What other call their “themes.”

Double Vision
A writer’s life is paradox,
It’s more than what it seems;
We write of our reality,
The one inside our dreams.

The echo of a promise,
The thunder of a sigh,
The music of a memory,
A child asking why.

Letter Perfect
Twenty six symbols arranged on a page
Can send a soul to heaven or torment it with rage,
Can free a fragile world or hold it in its net--
The power and the magic of the mighty alphabet.

The Write of Passage
The jump from writing just for fun
To getting paid for it
Begins when you first realize
You know you’ll never quit.

It is not the magic of his wings
That sets us free from our bond.
It is the muse within ourselves
That lets our words lift us beyond.

Photo Poet
Consider your mind the darkroom,
Consider your life the lens,
Consider your eye the camera
On whose focus the poem depends.

Rising Moon
A poem is a rising moon
Shining on the sea,
An afterglow of all we know,
Of all we hope to be.

Star Light
Writing a poem,
Reaching a star,
In making good art
We find who we are.

Spider Web
A poem is a spider web
Spun with words of wonder,
Woven lace held in place
By whispers made of thunder.

The final draft upon the screen,
At last my poem’s through;
A verse of only four short lines--
I rewrote twenty-two!

Read All Of Charles Ghigna's Poetry at

Our Own Banner Rotator System
Any banner seen below is either our own or one of our members.
Support the cause - click a banner.

Want Your 468x60 Banner Above? It's FREE For Newly Published Books

© Freelance Writing Organization - International 1999-2049
All Rights Reserved.
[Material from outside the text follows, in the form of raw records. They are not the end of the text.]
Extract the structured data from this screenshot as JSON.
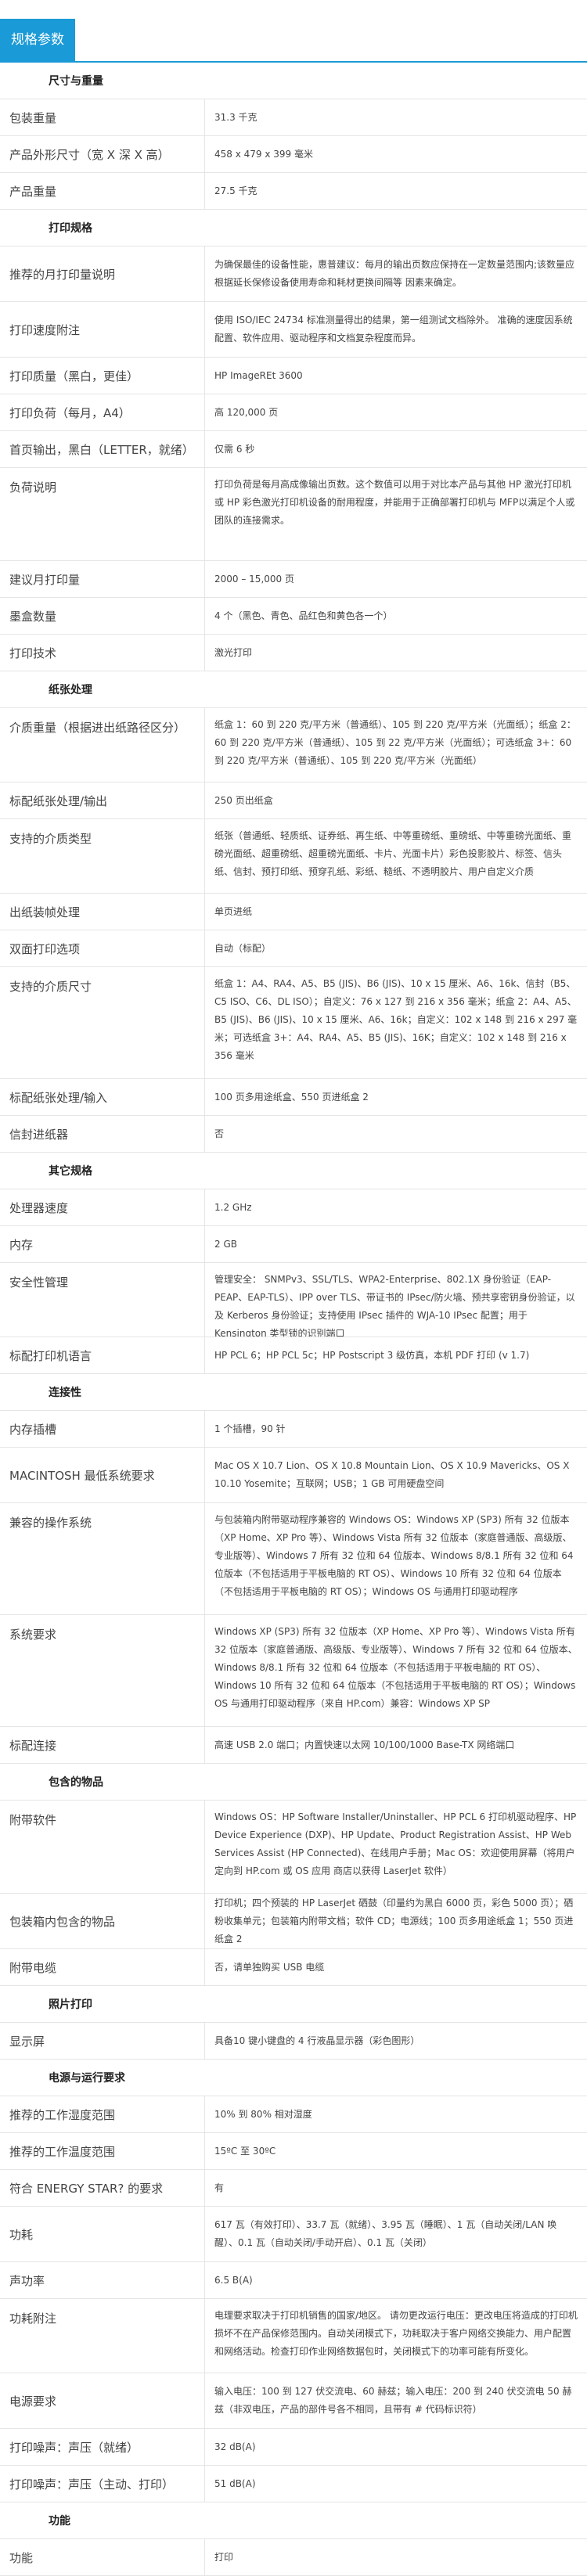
{
  "header": {
    "tab": "规格参数"
  },
  "sections": [
    {
      "title": "尺寸与重量",
      "h": 46,
      "rows": [
        {
          "label": "包装重量",
          "value": "31.3 千克",
          "h": 46
        },
        {
          "label": "产品外形尺寸（宽 X 深 X 高）",
          "value": "458 x 479 x 399 毫米",
          "h": 46
        },
        {
          "label": "产品重量",
          "value": "27.5 千克",
          "h": 46
        }
      ]
    },
    {
      "title": "打印规格",
      "h": 46,
      "rows": [
        {
          "label": "推荐的月打印量说明",
          "value": "为确保最佳的设备性能，惠普建议：每月的输出页数应保持在一定数量范围内;该数量应根据延长保修设备使用寿命和耗材更换间隔等 因素来确定。",
          "h": 70
        },
        {
          "label": "打印速度附注",
          "value": "使用 ISO/IEC 24734 标准测量得出的结果，第一组测试文档除外。 准确的速度因系统配置、软件应用、驱动程序和文档复杂程度而异。",
          "h": 70
        },
        {
          "label": "打印质量（黑白，更佳）",
          "value": "HP ImageREt 3600",
          "h": 46
        },
        {
          "label": "打印负荷（每月，A4）",
          "value": "高 120,000 页",
          "h": 46
        },
        {
          "label": "首页输出，黑白（LETTER，就绪）",
          "value": "仅需 6 秒",
          "h": 46
        },
        {
          "label": "负荷说明",
          "value": "打印负荷是每月高成像输出页数。这个数值可以用于对比本产品与其他 HP 激光打印机 或 HP 彩色激光打印机设备的耐用程度，并能用于正确部署打印机与 MFP以满足个人或团队的连接需求。",
          "h": 118,
          "top": true
        },
        {
          "label": "建议月打印量",
          "value": "2000 – 15,000 页",
          "h": 46
        },
        {
          "label": "墨盒数量",
          "value": "4 个（黑色、青色、品红色和黄色各一个）",
          "h": 46
        },
        {
          "label": "打印技术",
          "value": "激光打印",
          "h": 46
        }
      ]
    },
    {
      "title": "纸张处理",
      "h": 46,
      "rows": [
        {
          "label": "介质重量（根据进出纸路径区分）",
          "value": "纸盒 1：60 到 220 克/平方米（普通纸）、105 到 220 克/平方米（光面纸）；纸盒 2：60 到 220 克/平方米（普通纸）、105 到 22 克/平方米（光面纸）；可选纸盒 3+：60 到 220 克/平方米（普通纸）、105 到 220 克/平方米（光面纸）",
          "h": 94,
          "top": true
        },
        {
          "label": "标配纸张处理/输出",
          "value": "250 页出纸盒",
          "h": 46
        },
        {
          "label": "支持的介质类型",
          "value": "纸张（普通纸、轻质纸、证券纸、再生纸、中等重磅纸、重磅纸、中等重磅光面纸、重磅光面纸、超重磅纸、超重磅光面纸、卡片、光面卡片）彩色投影胶片、标签、信头纸、信封、预打印纸、预穿孔纸、彩纸、糙纸、不透明胶片、用户自定义介质",
          "h": 94,
          "top": true
        },
        {
          "label": "出纸装帧处理",
          "value": "单页进纸",
          "h": 46
        },
        {
          "label": "双面打印选项",
          "value": "自动（标配）",
          "h": 46
        },
        {
          "label": "支持的介质尺寸",
          "value": "纸盒 1：A4、RA4、A5、B5 (JIS)、B6 (JIS)、10 x 15 厘米、A6、16k、信封（B5、C5 ISO、C6、DL ISO）；自定义：76 x 127 到 216 x 356 毫米；纸盒 2：A4、A5、B5 (JIS)、B6 (JIS)、10 x 15 厘米、A6、16k；自定义：102 x 148 到 216 x 297 毫米；可选纸盒 3+：A4、RA4、A5、B5 (JIS)、16K；自定义：102 x 148 到 216 x 356 毫米",
          "h": 142,
          "top": true
        },
        {
          "label": "标配纸张处理/输入",
          "value": "100 页多用途纸盒、550 页进纸盒 2",
          "h": 46
        },
        {
          "label": "信封进纸器",
          "value": "否",
          "h": 46
        }
      ]
    },
    {
      "title": "其它规格",
      "h": 46,
      "rows": [
        {
          "label": "处理器速度",
          "value": "1.2 GHz",
          "h": 46
        },
        {
          "label": "内存",
          "value": "2 GB",
          "h": 46
        },
        {
          "label": "安全性管理",
          "value": "管理安全： SNMPv3、SSL/TLS、WPA2-Enterprise、802.1X 身份验证（EAP-PEAP、EAP-TLS）、IPP over TLS、带证书的 IPsec/防火墙、预共享密钥身份验证，以及 Kerberos 身份验证；支持使用 IPsec 插件的 WJA-10 IPsec 配置；用于 Kensington 类型锁的识别端口",
          "h": 94,
          "top": true
        },
        {
          "label": "标配打印机语言",
          "value": "HP PCL 6；HP PCL 5c；HP Postscript 3 级仿真，本机 PDF 打印 (v 1.7)",
          "h": 46
        }
      ]
    },
    {
      "title": "连接性",
      "h": 46,
      "rows": [
        {
          "label": "内存插槽",
          "value": "1 个插槽，90 针",
          "h": 46
        },
        {
          "label": "MACINTOSH 最低系统要求",
          "value": "Mac OS X 10.7 Lion、OS X 10.8 Mountain Lion、OS X 10.9 Mavericks、OS X 10.10 Yosemite；互联网；USB；1 GB 可用硬盘空间",
          "h": 70
        },
        {
          "label": "兼容的操作系统",
          "value": "与包装箱内附带驱动程序兼容的 Windows OS：Windows XP (SP3) 所有 32 位版本（XP Home、XP Pro 等）、Windows Vista 所有 32 位版本（家庭普通版、高级版、专业版等）、Windows 7 所有 32 位和 64 位版本、Windows 8/8.1 所有 32 位和 64 位版本（不包括适用于平板电脑的 RT OS）、Windows 10 所有 32 位和 64 位版本（不包括适用于平板电脑的 RT OS）；Windows OS 与通用打印驱动程序",
          "h": 142,
          "top": true
        },
        {
          "label": "系统要求",
          "value": "Windows XP (SP3) 所有 32 位版本（XP Home、XP Pro 等）、Windows Vista 所有 32 位版本（家庭普通版、高级版、专业版等）、Windows 7 所有 32 位和 64 位版本、Windows 8/8.1 所有 32 位和 64 位版本（不包括适用于平板电脑的 RT OS）、Windows 10 所有 32 位和 64 位版本（不包括适用于平板电脑的 RT OS）；Windows OS 与通用打印驱动程序（来自 HP.com）兼容：Windows XP SP",
          "h": 142,
          "top": true
        },
        {
          "label": "标配连接",
          "value": "高速 USB 2.0 端口；内置快速以太网 10/100/1000 Base-TX 网络端口",
          "h": 46
        }
      ]
    },
    {
      "title": "包含的物品",
      "h": 46,
      "rows": [
        {
          "label": "附带软件",
          "value": "Windows OS：HP Software Installer/Uninstaller、HP PCL 6 打印机驱动程序、HP Device Experience (DXP)、HP Update、Product Registration Assist、HP Web Services Assist (HP Connected)、在线用户手册；Mac OS：欢迎使用屏幕（将用户定向到 HP.com 或 OS 应用 商店以获得 LaserJet 软件）",
          "h": 118,
          "top": true
        },
        {
          "label": "包装箱内包含的物品",
          "value": "打印机；四个预装的 HP LaserJet 硒鼓（印量约为黑白 6000 页，彩色 5000 页）；硒粉收集单元；包装箱内附带文档；软件 CD；电源线；100 页多用途纸盒 1；550 页进纸盒 2",
          "h": 70
        },
        {
          "label": "附带电缆",
          "value": "否，请单独购买 USB 电缆",
          "h": 46
        }
      ]
    },
    {
      "title": "照片打印",
      "h": 46,
      "rows": [
        {
          "label": "显示屏",
          "value": "具备10 键小键盘的 4 行液晶显示器（彩色图形）",
          "h": 46
        }
      ]
    },
    {
      "title": "电源与运行要求",
      "h": 46,
      "rows": [
        {
          "label": "推荐的工作湿度范围",
          "value": "10% 到 80% 相对湿度",
          "h": 46
        },
        {
          "label": "推荐的工作温度范围",
          "value": "15ºC 至 30ºC",
          "h": 46
        },
        {
          "label": "符合 ENERGY STAR? 的要求",
          "value": "有",
          "h": 46
        },
        {
          "label": "功耗",
          "value": "617 瓦（有效打印）、33.7 瓦（就绪）、3.95 瓦（睡眠）、1 瓦（自动关闭/LAN 唤醒）、0.1 瓦（自动关闭/手动开启）、0.1 瓦（关闭）",
          "h": 70
        },
        {
          "label": "声功率",
          "value": "6.5 B(A)",
          "h": 46
        },
        {
          "label": "功耗附注",
          "value": "电理要求取决于打印机销售的国家/地区。 请勿更改运行电压：更改电压将造成的打印机损坏不在产品保修范围内。自动关闭模式下，功耗取决于客户网络交换能力、用户配置和网络活动。检查打印作业网络数据包时，关闭模式下的功率可能有所变化。",
          "h": 94,
          "top": true
        },
        {
          "label": "电源要求",
          "value": "输入电压：100 到 127 伏交流电、60 赫兹；输入电压：200 到 240 伏交流电 50 赫兹（非双电压，产品的部件号各不相同，且带有 # 代码标识符）",
          "h": 70
        },
        {
          "label": "打印噪声：声压（就绪）",
          "value": "32 dB(A)",
          "h": 46
        },
        {
          "label": "打印噪声：声压（主动、打印）",
          "value": "51 dB(A)",
          "h": 46
        }
      ]
    },
    {
      "title": "功能",
      "h": 46,
      "rows": [
        {
          "label": "功能",
          "value": "打印",
          "h": 46
        }
      ]
    }
  ]
}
Copying in any way strictly forbidden.
Our Disclaimer Is Based Upon McIntyre's First Law: "Under the right circumstances, anything I tell you may be wrong."